[Stored dataset items]
»»
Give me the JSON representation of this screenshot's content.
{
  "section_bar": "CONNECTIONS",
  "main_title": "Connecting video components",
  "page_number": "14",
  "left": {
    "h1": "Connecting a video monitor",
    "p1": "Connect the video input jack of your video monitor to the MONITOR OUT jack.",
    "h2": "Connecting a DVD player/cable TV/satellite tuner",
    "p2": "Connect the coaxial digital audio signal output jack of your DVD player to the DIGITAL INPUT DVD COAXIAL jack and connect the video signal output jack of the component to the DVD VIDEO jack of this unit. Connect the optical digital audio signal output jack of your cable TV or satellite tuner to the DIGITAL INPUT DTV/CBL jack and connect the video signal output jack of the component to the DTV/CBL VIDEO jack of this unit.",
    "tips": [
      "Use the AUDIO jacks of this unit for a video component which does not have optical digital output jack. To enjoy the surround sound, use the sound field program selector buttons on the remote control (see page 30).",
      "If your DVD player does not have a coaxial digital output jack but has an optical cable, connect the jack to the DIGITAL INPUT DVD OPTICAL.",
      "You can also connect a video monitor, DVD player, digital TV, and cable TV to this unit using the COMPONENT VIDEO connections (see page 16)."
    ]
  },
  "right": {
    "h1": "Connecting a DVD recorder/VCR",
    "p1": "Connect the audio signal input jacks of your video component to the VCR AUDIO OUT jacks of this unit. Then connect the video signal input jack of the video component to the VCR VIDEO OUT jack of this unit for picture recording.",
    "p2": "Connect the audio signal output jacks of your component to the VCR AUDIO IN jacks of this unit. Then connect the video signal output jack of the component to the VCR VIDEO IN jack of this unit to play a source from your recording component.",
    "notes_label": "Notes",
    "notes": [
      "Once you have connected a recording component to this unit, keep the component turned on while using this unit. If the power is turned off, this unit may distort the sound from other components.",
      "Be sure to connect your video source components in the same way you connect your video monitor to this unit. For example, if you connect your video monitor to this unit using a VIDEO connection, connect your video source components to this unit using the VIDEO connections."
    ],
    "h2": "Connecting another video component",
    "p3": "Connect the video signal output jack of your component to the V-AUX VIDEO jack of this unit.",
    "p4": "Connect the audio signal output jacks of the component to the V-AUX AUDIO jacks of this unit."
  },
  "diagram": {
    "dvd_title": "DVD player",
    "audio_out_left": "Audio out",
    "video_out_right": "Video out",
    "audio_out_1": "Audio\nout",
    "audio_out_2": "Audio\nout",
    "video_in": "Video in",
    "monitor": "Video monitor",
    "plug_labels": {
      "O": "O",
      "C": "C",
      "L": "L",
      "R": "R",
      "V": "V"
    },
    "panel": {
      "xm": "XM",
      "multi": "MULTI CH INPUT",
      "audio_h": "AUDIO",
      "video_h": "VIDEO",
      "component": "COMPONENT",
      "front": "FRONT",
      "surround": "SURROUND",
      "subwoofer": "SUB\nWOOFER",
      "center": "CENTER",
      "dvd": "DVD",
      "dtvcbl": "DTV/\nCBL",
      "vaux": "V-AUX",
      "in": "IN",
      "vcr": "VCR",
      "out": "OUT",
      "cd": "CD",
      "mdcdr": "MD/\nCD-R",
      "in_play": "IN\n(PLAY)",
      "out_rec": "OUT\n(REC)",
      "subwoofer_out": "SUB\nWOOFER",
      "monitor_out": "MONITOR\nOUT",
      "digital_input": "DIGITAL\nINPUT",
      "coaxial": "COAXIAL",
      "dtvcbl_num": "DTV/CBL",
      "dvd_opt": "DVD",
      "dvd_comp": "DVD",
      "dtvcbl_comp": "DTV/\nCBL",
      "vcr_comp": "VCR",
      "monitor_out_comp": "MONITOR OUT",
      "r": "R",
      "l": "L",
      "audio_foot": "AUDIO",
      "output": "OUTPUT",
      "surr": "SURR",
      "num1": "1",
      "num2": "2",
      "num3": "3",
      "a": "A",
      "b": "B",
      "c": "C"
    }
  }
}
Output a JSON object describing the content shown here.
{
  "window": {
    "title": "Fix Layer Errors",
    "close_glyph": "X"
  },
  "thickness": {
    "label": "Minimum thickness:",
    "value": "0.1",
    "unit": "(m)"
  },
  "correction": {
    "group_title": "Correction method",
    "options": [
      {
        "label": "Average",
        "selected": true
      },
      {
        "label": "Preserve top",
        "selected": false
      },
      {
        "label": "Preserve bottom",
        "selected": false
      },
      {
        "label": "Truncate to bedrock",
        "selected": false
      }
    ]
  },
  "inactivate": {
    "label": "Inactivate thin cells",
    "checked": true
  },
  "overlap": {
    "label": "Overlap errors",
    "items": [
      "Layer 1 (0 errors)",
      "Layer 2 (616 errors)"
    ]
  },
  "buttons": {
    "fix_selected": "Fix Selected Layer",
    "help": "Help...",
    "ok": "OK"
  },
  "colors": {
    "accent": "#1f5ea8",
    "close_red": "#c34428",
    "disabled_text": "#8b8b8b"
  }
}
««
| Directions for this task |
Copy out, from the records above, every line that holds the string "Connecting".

| Output |
  "main_title": "Connecting video components",
    "h1": "Connecting a video monitor",
    "h2": "Connecting a DVD player/cable TV/satellite tuner",
    "h1": "Connecting a DVD recorder/VCR",
    "h2": "Connecting another video component",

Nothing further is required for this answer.